We shouldn't wait for someone to die before we decide they influenced us, but too often, we do. A happy exception was the celebration of Pete Seeger's 90th birthday, observed with, quite possibly, the concert of the decade at Madison Square Garden, plus two intimate afternoon concerts in L.A. and simultaneous events worldwide. A petition to nominate Pete for the Nobel Peace Prize was circulated globally that day, and the campaign continues.

Read more: REMEMBRANCES:

July-August 2009

The Spring Festival Circuit

By Larry Wines

For recurring annual festivals, things didn't slow down this spring, despite the economy and high unemployment. Southern California is home to more acoustic music performances on a weekly basis than anyplace else in America, and it's home to more music festivals that are folk-Americana and acoustic-friendly than anywhere else.

Those facts are amply demonstrated in the FolkWorks calendar, the Alive and Picking calendar, the calendar at Americana Roots L.A., and each week, in the extensive write-ups in the Acoustic Americana Music Guide.

Sure, Austin wins the prize for more music within walking distance of downtown than anywhere else. Memphis has a whole street of music clubs. But we have a lot more live acoustic music here, at concerts and club gigs and coffeehouses - and at festivals. It's just that our city and region require wheels to do anything. This spring, before Big Oil's greed again began to shackle a still struggling economy, it was time to sample as many festivals as we could.

Trips to the South By Southwest (SXSW) Music Festival, Northwest Folklife, the Kerrville Folk Festival, and the Telluride Bluegrass Festival will wait for other years. Here in Southern California, the spring festival season started early and ran at full volume all the way into summer.

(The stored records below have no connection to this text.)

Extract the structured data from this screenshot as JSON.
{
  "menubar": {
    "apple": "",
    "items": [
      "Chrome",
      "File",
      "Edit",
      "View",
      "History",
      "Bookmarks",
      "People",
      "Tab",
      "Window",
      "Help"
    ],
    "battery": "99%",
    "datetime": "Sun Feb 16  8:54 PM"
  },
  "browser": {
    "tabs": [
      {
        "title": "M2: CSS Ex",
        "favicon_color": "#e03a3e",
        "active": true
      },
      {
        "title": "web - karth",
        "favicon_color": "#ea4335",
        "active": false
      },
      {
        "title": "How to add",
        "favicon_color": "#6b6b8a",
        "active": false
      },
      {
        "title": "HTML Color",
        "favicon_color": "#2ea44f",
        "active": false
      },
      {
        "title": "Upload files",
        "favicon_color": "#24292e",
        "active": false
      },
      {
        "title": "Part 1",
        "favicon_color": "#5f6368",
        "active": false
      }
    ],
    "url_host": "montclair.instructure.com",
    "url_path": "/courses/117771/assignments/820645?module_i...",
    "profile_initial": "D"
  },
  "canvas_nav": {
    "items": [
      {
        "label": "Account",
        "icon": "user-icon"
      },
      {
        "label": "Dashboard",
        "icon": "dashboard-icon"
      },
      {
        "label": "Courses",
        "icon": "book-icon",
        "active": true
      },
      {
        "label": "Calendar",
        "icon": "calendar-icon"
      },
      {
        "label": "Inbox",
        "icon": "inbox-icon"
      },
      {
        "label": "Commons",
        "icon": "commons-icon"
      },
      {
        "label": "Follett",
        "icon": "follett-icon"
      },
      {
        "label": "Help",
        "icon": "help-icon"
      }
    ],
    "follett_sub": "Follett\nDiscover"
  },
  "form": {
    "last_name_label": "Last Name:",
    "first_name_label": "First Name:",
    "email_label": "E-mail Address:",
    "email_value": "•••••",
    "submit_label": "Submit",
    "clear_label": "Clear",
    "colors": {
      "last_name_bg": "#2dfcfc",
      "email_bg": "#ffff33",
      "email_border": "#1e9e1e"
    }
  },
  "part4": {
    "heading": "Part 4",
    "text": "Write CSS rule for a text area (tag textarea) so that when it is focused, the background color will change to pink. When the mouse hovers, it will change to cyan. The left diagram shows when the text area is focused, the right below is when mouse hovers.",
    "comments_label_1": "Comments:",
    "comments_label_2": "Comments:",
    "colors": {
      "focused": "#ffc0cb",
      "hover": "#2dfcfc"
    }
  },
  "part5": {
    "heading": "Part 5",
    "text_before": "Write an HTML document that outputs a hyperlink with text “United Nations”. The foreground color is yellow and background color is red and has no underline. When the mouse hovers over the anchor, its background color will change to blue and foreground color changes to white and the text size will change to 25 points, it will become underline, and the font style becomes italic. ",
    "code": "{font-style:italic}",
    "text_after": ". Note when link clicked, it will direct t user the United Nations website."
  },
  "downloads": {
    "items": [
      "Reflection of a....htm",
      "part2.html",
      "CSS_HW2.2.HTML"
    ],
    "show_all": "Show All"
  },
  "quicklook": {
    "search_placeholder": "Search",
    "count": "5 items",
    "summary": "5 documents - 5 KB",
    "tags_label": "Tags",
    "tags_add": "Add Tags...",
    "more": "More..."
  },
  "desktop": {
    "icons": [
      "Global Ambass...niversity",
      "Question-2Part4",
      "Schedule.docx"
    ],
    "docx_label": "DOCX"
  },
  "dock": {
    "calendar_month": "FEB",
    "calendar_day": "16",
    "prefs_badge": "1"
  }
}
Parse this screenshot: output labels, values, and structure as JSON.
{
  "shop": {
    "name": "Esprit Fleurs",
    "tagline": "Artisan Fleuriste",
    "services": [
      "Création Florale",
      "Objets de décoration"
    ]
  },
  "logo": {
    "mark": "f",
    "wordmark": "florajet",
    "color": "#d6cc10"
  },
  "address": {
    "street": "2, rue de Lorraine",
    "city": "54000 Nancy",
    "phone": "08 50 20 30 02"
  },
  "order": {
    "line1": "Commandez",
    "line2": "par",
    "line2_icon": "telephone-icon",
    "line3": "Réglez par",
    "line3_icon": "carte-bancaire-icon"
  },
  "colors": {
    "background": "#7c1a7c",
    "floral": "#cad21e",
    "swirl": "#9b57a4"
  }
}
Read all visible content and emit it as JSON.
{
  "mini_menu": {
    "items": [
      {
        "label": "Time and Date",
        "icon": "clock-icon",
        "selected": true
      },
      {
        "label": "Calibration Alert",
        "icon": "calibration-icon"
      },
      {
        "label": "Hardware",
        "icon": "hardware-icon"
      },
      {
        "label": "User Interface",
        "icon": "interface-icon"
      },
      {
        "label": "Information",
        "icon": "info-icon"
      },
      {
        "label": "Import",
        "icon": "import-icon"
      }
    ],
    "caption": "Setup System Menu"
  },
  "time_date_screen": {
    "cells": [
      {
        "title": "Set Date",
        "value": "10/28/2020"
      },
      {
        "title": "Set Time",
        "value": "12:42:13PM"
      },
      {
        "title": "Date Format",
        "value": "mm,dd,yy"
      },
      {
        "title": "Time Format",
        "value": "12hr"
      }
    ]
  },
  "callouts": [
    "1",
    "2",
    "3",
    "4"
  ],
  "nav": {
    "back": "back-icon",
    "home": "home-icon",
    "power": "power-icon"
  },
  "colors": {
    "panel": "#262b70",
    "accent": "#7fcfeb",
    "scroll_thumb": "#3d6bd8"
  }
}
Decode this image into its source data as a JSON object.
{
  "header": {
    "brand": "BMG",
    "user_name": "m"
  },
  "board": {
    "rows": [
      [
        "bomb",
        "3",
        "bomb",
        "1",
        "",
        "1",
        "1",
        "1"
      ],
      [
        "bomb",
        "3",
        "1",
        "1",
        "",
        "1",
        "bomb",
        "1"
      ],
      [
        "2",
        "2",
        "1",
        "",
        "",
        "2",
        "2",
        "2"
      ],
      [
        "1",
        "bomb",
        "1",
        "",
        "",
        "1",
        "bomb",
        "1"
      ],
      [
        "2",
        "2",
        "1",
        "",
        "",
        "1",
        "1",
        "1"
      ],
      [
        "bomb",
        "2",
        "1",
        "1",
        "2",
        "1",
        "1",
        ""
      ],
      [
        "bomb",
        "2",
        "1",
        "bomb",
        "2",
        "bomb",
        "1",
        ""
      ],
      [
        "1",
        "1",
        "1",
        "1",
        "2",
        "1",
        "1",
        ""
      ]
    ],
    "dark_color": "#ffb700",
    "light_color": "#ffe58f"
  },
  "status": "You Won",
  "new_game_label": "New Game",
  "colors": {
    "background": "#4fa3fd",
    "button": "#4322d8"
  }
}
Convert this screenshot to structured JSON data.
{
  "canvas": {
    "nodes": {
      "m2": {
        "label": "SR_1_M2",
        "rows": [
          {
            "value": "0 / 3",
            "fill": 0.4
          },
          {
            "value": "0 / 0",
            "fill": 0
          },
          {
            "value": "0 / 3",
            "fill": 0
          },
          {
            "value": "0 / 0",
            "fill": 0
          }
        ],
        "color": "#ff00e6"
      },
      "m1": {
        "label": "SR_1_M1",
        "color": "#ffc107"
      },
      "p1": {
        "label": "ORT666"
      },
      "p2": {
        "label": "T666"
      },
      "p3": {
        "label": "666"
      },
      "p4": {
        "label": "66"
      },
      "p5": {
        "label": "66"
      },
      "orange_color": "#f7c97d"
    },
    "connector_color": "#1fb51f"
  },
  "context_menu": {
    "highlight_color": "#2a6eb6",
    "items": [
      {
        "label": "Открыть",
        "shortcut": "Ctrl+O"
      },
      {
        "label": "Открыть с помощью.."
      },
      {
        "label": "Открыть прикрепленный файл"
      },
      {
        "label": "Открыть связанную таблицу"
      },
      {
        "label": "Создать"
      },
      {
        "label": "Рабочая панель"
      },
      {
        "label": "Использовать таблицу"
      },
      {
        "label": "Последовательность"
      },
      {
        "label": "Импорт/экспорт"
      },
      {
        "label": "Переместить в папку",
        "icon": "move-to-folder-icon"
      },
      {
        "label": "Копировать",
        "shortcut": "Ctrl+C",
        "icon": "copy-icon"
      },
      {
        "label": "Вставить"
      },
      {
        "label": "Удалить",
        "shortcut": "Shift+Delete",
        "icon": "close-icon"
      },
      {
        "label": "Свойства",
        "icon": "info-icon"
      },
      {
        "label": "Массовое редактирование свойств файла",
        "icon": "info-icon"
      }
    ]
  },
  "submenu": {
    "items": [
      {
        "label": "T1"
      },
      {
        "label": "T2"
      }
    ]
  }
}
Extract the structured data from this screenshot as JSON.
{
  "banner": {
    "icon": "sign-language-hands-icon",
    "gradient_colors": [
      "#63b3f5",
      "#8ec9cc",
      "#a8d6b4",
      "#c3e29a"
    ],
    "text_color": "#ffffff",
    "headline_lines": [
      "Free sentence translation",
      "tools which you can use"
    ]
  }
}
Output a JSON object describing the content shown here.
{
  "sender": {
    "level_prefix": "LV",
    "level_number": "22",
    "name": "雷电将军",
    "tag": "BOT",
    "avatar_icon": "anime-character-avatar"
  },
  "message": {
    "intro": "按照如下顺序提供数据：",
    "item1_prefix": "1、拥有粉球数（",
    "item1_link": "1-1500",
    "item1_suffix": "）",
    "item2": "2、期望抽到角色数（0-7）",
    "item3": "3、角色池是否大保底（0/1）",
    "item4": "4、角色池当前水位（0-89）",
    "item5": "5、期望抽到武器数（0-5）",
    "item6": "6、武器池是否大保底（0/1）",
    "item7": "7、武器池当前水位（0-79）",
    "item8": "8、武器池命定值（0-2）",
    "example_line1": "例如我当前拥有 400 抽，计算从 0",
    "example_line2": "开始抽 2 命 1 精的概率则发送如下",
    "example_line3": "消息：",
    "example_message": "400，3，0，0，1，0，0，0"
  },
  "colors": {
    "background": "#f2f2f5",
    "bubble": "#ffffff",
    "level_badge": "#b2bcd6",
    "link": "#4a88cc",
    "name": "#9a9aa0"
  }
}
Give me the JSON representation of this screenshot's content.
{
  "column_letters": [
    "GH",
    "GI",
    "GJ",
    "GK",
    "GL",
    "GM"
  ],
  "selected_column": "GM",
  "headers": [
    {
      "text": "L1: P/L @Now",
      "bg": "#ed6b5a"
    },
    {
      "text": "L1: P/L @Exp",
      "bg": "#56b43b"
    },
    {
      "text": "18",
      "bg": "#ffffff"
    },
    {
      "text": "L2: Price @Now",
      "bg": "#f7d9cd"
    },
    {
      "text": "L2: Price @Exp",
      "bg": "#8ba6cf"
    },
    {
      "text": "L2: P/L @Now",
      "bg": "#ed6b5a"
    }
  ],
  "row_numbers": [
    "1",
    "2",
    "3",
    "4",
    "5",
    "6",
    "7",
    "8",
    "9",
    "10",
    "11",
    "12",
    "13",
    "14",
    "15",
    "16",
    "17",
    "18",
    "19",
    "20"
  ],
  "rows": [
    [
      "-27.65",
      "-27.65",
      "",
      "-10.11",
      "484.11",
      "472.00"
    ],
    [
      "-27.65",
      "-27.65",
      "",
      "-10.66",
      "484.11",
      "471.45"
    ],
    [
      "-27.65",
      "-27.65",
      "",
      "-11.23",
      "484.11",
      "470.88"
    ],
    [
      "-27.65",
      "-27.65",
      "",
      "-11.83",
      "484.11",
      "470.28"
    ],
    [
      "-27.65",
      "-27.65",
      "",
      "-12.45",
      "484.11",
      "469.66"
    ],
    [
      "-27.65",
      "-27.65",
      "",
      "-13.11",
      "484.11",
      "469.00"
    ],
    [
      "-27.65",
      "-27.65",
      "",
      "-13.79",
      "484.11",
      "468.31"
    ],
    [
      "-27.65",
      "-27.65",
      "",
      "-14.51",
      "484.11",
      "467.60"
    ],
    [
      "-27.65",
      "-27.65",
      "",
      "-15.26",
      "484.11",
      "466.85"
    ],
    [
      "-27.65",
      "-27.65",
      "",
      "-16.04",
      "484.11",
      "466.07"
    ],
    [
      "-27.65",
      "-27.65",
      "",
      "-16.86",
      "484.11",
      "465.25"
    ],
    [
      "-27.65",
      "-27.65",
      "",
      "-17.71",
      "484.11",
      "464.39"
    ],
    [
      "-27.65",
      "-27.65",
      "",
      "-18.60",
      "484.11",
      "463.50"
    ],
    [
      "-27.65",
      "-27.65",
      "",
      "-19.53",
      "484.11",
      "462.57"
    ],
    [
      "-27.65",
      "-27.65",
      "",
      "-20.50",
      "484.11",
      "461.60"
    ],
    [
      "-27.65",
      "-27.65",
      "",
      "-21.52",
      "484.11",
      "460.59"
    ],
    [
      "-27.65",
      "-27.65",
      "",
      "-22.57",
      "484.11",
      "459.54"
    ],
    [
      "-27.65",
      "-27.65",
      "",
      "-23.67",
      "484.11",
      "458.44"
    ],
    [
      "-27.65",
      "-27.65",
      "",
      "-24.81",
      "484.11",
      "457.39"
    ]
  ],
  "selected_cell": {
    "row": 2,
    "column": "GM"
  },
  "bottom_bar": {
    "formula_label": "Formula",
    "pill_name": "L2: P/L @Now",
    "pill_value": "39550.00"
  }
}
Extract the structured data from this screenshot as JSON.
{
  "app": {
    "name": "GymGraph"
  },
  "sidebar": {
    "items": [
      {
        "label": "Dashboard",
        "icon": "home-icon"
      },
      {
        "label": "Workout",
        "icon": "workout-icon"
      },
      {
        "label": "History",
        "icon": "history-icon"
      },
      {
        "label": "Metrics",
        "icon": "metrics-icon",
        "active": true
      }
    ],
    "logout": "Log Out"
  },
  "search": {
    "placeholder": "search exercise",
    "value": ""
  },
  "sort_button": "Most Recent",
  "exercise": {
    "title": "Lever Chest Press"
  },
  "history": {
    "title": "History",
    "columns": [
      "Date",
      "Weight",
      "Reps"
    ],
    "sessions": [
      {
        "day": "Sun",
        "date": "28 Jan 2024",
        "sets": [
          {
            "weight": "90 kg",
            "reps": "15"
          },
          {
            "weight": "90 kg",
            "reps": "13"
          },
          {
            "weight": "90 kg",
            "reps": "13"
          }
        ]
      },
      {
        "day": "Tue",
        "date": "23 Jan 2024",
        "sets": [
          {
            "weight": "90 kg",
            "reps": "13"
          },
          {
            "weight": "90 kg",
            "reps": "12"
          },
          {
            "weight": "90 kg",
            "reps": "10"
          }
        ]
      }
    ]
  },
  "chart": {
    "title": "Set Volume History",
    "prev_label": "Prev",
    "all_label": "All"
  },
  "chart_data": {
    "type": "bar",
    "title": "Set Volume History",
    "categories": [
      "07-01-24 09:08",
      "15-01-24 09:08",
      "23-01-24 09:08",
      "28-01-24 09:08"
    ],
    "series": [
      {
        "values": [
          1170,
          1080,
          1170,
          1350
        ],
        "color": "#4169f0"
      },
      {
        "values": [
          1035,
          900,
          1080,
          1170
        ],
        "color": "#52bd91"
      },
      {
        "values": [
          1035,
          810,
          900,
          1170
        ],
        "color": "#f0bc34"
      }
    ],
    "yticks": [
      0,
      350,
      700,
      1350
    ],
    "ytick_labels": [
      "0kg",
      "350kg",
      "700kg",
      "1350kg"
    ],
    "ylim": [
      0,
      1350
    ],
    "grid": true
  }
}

Read more: The Spring Festival Circuit

May-June 2009

THE CYBER ACOUSTIC FUTURE (IT'S NOT WHAT YOU THINK)

By Larry Wines

You often hear of some coming revolution-or-other that never arrives, or never quite achieves the promise we expected when the possibilities first excited us. More often, tomorrow's promise becomes today's damned nuisance that occupies more of our time, not less, with ponderous tasks in the cyber realm. But something is coming, in terms of giving all of access to the music we want to hear, and it could redeem the whole quagmire of cyber-bondage. We're going to take a few moments in an effort to make this make sense, so please allow the indulgences necessary to that.

Read more: THE CYBER ACOUSTIC FUTURE

March-April 2009

WILL A BORN AGAIN AMERICAN STAND BY ME?

By Larry Wines

In retrospect, it was inevitable. The Internet is now giving us participatory music projects, spontaneous and anonymous collaborations with improvisational solos, surprise featured instrumentalists, and multipart and even alternative lyrics. Cyberspace has come face-to-face with an essential tradition of the folk process.

It's useful to recall a popular definition of the folk genre - the one that says it's the music of the people, the music that people choose to make themselves. Technology now enables expansion of that concept beyond the washtub bass, or sitting-in with your harmonica, or the front porch jam session. Structured avenues are opening for global participation that encourages musicians to perform parts of a shared song.

Read more: WILL A BORN AGAIN